(Records to process Opens)
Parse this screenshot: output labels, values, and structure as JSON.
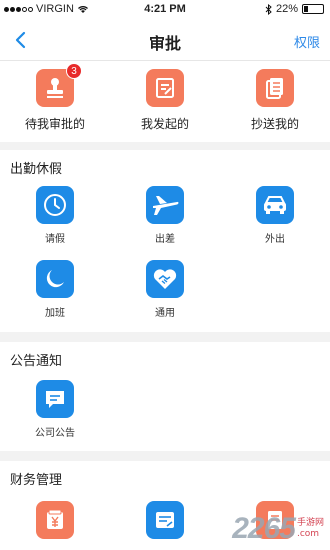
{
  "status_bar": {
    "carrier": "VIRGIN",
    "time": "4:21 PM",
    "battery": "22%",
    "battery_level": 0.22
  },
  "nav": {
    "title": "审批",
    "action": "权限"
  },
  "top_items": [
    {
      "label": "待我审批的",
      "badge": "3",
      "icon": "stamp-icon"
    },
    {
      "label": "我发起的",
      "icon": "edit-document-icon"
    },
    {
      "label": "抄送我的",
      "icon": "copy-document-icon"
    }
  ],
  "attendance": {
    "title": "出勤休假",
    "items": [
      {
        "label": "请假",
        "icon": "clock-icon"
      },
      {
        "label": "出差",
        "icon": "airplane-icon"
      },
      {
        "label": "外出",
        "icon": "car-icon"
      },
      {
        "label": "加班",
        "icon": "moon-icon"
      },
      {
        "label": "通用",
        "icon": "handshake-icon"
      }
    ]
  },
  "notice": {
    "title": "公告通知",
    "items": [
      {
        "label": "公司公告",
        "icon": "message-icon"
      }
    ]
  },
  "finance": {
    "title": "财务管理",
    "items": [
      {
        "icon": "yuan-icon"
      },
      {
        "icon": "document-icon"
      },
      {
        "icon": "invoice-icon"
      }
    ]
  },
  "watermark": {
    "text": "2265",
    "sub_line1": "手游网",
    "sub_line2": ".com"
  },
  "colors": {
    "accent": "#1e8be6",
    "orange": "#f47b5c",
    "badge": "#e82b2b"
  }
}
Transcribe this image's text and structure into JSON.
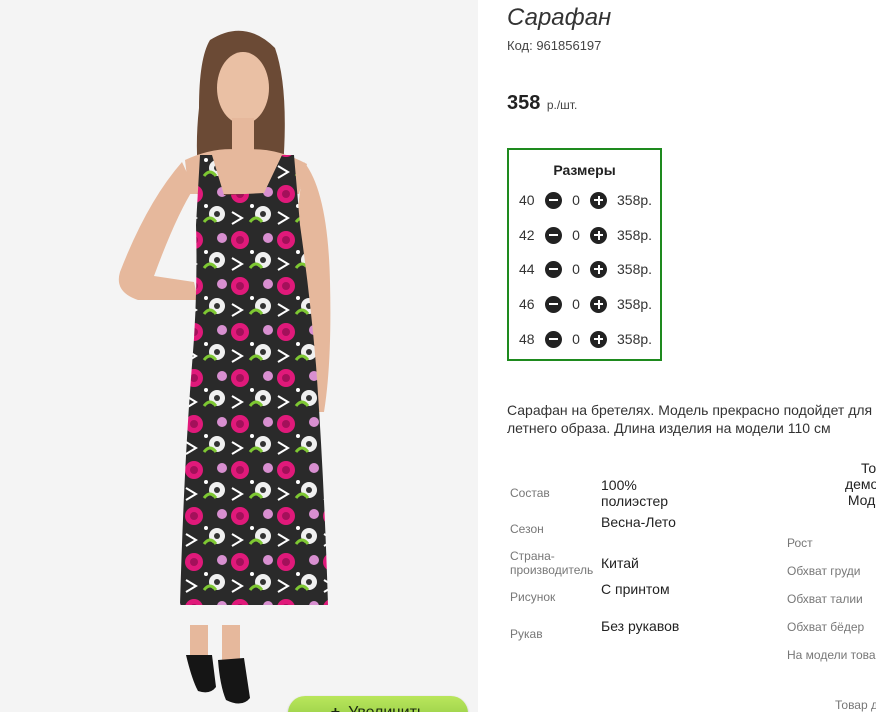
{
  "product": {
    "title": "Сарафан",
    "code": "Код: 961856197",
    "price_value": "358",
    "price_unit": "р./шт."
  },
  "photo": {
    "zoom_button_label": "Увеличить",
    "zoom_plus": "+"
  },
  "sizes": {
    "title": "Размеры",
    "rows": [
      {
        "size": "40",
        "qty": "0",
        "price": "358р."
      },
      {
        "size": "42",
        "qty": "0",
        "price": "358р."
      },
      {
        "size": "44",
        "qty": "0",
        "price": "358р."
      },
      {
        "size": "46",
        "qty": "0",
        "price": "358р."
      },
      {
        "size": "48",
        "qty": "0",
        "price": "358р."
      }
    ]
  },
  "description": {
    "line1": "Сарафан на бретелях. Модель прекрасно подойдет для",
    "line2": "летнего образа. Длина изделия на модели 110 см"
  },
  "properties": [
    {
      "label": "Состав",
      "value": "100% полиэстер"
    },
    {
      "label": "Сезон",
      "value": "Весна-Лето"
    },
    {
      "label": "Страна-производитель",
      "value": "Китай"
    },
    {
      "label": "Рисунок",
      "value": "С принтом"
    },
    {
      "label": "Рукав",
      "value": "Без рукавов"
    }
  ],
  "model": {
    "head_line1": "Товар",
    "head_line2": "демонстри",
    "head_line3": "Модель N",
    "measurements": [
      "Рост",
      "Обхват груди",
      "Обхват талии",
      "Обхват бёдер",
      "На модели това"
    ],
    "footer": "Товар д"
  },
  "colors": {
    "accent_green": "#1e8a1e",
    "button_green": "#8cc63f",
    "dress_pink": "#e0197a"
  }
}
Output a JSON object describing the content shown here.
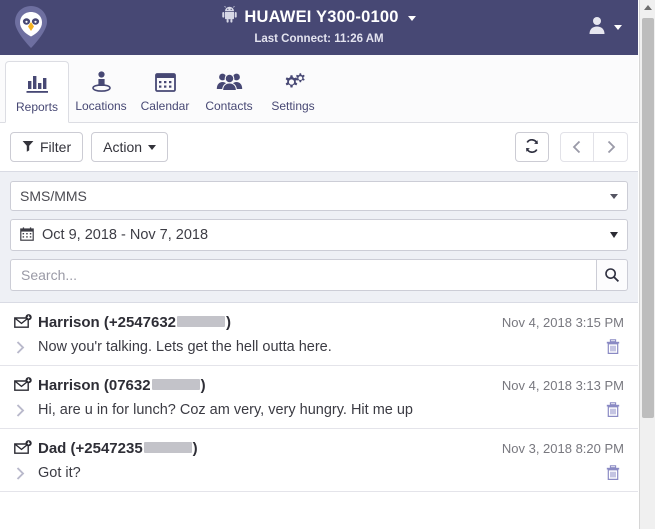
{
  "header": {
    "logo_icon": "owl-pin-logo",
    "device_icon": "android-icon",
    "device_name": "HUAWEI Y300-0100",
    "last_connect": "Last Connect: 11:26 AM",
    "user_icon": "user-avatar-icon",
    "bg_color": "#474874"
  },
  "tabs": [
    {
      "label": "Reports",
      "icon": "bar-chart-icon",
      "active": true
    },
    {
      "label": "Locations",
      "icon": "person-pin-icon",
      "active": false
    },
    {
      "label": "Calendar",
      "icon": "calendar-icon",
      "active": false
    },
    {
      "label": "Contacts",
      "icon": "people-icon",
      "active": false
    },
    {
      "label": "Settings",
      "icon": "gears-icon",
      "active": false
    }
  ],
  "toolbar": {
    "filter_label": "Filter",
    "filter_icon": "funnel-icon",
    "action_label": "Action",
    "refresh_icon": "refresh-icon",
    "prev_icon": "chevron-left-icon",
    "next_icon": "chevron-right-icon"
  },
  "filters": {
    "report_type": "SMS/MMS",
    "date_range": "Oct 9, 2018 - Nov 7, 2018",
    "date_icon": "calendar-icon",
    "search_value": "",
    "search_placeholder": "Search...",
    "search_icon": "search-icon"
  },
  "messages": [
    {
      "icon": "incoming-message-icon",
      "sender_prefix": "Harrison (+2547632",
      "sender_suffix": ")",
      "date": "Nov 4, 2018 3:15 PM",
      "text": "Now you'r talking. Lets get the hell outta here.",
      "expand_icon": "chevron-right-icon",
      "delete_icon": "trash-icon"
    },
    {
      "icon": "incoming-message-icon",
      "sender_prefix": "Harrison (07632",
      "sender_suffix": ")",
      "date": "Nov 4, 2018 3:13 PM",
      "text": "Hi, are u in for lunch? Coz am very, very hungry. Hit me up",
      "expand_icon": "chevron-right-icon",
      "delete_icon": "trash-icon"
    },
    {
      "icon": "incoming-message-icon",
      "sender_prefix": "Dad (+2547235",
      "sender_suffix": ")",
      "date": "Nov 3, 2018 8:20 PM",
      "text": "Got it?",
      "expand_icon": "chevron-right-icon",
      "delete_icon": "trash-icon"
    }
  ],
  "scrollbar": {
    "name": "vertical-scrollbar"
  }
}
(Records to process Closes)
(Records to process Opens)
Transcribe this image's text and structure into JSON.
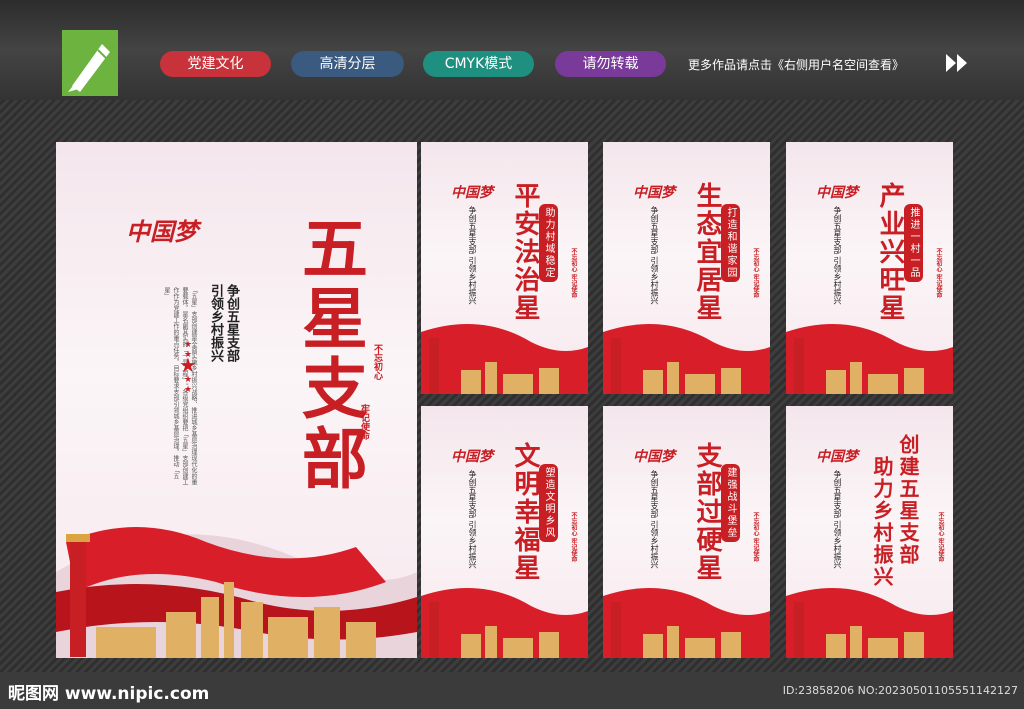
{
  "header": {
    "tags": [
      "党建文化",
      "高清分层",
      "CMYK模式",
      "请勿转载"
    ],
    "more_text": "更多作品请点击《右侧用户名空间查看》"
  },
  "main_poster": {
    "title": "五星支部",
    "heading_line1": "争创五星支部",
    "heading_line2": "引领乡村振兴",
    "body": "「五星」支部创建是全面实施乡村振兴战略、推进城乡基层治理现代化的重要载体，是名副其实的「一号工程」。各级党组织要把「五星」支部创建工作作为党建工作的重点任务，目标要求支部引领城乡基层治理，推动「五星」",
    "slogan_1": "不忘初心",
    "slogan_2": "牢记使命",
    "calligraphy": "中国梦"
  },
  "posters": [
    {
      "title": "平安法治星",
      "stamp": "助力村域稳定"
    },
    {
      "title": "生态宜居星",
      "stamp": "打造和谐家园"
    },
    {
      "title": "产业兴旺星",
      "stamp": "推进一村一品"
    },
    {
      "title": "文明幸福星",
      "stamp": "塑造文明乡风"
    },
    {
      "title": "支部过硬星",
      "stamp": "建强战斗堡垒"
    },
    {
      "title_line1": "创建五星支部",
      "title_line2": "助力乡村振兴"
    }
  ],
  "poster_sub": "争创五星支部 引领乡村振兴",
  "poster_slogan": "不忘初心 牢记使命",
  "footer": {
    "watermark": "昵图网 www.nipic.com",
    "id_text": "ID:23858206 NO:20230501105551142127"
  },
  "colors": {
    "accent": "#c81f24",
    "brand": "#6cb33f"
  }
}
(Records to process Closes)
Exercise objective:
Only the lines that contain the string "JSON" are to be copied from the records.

Expected output:
Parse this screenshot: output labels, values, and structure as JSON.
Transcribe this image's text and structure into JSON.
Output a JSON object describing the content shown here.
Transcribe this image's text and structure into JSON.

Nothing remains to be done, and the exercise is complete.